§ Work required: Check every line of the data for the string "content" and copy the ones that have it.

□ □ □ □

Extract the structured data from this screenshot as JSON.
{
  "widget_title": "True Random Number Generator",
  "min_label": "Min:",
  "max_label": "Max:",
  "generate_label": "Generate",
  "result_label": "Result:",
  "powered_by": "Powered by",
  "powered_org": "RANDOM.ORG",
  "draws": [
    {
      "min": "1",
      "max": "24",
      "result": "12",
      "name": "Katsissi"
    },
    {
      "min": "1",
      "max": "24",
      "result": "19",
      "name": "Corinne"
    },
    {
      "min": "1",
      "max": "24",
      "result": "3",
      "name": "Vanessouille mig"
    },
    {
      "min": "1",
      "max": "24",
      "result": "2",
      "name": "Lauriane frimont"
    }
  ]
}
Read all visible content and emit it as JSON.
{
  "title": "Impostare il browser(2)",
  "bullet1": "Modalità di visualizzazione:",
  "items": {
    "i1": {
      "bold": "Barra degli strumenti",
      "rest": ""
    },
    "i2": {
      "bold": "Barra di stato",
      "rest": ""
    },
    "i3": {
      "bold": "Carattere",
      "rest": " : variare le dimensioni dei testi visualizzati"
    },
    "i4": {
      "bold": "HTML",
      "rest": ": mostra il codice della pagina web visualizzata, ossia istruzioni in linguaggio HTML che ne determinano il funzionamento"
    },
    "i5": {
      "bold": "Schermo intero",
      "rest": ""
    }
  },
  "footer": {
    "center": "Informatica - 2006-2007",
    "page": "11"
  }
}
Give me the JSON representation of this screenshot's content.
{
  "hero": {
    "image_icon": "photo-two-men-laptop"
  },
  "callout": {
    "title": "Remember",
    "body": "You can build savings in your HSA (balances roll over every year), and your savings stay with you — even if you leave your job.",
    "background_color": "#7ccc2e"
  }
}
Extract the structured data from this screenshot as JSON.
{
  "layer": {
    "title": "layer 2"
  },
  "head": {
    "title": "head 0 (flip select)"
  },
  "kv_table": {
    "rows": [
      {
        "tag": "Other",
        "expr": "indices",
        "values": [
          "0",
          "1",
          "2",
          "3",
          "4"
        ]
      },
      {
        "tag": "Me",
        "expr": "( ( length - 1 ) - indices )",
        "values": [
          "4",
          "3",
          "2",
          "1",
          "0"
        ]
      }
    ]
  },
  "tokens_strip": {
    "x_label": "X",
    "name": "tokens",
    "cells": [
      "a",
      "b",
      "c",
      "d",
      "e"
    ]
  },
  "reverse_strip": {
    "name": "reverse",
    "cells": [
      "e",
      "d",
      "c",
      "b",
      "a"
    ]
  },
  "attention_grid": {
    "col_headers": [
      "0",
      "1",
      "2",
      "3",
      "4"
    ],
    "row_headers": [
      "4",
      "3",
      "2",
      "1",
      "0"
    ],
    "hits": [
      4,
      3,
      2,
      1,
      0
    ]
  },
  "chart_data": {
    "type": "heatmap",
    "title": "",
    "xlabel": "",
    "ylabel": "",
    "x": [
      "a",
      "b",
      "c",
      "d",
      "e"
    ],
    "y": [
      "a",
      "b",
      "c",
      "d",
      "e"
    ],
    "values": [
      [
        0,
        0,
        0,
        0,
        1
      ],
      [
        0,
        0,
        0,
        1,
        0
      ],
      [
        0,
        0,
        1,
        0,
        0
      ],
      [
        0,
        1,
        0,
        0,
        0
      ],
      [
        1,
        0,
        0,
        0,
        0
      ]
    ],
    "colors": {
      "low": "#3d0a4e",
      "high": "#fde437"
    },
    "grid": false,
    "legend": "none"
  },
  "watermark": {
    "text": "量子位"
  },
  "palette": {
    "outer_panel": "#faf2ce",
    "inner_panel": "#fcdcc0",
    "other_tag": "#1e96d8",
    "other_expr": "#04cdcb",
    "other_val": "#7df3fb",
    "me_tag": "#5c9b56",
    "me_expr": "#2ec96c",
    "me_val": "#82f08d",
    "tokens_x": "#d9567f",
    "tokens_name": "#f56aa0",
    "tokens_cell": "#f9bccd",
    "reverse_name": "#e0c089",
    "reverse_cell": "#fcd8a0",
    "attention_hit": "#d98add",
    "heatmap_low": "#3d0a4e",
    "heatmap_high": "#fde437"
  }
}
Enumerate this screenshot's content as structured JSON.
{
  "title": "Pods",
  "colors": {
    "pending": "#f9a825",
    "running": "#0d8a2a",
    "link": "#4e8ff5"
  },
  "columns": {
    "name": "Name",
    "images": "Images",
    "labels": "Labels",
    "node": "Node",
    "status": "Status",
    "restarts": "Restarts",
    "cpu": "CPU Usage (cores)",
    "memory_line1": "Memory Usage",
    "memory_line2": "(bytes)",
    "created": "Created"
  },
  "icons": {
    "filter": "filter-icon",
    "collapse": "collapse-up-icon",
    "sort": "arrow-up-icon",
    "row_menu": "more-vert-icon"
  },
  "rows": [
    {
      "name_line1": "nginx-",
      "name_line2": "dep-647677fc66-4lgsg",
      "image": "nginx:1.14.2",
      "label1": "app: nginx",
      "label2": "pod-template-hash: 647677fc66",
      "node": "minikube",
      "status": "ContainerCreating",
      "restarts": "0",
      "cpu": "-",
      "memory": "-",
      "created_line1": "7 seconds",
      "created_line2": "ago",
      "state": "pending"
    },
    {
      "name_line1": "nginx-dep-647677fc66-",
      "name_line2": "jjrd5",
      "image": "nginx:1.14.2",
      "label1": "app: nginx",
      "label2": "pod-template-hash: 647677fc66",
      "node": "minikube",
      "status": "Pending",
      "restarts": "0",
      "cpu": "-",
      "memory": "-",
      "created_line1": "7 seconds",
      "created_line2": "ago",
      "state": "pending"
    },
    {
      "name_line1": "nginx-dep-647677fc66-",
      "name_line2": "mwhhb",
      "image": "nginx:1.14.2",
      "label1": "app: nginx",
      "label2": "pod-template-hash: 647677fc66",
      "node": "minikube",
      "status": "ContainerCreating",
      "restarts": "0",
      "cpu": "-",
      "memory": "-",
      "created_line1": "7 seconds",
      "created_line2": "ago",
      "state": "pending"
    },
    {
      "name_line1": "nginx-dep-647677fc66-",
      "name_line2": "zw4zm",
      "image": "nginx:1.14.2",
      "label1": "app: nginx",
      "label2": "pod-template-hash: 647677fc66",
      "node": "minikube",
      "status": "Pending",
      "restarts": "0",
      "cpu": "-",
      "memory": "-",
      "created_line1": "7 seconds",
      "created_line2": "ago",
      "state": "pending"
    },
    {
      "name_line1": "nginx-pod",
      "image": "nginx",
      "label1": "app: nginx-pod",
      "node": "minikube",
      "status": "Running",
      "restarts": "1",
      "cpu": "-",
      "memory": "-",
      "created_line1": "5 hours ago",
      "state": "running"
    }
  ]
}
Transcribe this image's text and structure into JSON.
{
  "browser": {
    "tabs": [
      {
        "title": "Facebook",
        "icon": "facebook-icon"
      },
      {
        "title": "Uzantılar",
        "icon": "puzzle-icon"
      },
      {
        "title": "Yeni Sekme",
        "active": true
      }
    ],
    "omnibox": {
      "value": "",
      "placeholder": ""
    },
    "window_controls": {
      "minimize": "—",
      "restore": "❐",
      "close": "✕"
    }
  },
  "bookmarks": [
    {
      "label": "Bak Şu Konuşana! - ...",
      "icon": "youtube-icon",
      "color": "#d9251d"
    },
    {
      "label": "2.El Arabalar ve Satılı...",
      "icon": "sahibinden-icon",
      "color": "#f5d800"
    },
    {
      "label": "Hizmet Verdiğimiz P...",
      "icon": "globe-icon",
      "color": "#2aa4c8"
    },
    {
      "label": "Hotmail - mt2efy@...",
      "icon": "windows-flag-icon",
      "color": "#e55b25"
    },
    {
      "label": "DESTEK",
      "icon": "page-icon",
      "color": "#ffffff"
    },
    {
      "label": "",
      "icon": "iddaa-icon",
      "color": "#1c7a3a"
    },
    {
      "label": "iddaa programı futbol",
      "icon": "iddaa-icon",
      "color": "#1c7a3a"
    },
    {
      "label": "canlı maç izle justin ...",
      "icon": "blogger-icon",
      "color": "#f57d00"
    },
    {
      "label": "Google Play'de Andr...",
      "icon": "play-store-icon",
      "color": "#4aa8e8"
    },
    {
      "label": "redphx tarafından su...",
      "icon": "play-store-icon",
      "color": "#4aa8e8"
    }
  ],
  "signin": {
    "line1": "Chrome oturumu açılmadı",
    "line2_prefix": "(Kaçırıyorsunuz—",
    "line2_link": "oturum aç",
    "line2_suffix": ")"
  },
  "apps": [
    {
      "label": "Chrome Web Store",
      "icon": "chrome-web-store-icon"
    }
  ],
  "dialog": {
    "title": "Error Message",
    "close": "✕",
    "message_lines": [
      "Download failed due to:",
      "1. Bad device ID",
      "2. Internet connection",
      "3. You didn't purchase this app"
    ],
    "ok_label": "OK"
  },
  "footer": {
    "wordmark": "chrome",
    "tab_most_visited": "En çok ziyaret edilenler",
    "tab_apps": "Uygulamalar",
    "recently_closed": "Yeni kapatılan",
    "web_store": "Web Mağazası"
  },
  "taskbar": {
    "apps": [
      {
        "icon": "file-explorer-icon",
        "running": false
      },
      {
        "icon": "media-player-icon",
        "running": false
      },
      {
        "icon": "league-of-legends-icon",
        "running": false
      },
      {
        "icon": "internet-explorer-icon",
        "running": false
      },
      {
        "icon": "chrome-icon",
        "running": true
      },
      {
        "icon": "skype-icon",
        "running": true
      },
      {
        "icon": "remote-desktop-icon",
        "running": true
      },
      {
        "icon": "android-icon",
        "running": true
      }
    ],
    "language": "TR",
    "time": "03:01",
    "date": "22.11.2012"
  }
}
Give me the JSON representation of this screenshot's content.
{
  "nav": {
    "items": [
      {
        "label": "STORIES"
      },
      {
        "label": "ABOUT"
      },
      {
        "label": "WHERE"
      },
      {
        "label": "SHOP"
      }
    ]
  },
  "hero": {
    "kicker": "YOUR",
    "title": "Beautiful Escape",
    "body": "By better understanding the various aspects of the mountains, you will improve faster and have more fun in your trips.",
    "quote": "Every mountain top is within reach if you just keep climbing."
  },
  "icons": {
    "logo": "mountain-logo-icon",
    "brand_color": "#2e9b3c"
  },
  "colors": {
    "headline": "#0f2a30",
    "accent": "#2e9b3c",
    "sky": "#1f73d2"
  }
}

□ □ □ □

§ Task solution:
Read all visible content and emit it as JSON.
Give me the JSON representation of this screenshot's content.
Enumerate this screenshot's content as structured JSON.
Give me the JSON representation of this screenshot's content.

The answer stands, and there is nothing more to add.